§ Assignment: Check each line of the records below and collect those that include the word "Rename".

━━━━

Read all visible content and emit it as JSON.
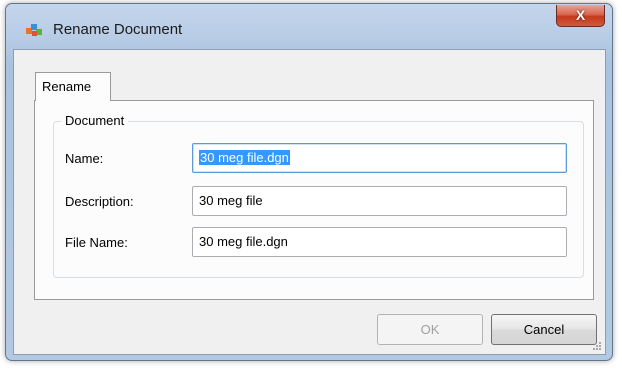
{
  "window": {
    "title": "Rename Document",
    "app_icon": "bentley-app-icon",
    "close_label": "X"
  },
  "tabs": [
    {
      "label": "Rename",
      "active": true
    }
  ],
  "group": {
    "legend": "Document"
  },
  "fields": {
    "name": {
      "label": "Name:",
      "value": "30 meg file.dgn",
      "selected": true
    },
    "description": {
      "label": "Description:",
      "value": "30 meg file"
    },
    "file_name": {
      "label": "File Name:",
      "value": "30 meg file.dgn"
    }
  },
  "buttons": {
    "ok": {
      "label": "OK",
      "enabled": false
    },
    "cancel": {
      "label": "Cancel",
      "enabled": true
    }
  },
  "colors": {
    "selection": "#3399ff",
    "close_button": "#c5391d",
    "frame": "#b9cde6"
  }
}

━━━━

§ Answer to this exercise:
    "title": "Rename Document",
      "label": "Rename",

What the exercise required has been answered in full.